Items from a dataset
● ● ● ●

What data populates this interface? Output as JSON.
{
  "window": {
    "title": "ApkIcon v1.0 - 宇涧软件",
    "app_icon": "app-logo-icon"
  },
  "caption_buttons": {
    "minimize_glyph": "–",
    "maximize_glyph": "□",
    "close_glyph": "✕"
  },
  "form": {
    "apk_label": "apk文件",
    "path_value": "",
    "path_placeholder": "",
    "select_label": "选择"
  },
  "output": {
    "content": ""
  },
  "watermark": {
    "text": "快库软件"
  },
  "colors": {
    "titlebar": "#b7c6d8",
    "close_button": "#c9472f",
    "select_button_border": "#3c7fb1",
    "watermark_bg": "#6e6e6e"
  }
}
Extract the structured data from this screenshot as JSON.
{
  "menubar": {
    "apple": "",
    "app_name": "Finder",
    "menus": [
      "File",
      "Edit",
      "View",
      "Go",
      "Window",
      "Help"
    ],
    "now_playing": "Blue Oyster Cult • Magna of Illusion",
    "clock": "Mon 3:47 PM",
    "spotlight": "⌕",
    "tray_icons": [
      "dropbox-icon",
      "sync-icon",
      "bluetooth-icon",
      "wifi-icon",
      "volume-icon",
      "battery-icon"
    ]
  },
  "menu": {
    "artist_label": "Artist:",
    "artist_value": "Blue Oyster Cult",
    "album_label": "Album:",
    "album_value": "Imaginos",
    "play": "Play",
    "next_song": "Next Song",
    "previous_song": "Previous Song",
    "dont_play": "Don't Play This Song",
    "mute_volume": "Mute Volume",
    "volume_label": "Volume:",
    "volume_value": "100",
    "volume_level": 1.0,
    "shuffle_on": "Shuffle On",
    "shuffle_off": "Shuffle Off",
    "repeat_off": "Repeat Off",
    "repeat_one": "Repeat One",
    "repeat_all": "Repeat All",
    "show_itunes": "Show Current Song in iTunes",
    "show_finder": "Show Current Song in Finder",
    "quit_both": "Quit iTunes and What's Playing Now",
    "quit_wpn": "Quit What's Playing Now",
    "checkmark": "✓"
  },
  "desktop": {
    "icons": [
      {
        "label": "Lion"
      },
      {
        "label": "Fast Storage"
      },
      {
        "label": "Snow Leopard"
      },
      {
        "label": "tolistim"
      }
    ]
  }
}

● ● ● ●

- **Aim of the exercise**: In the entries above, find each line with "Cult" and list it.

- **Written answer**:
    "now_playing": "Blue Oyster Cult • Magna of Illusion",
    "artist_value": "Blue Oyster Cult",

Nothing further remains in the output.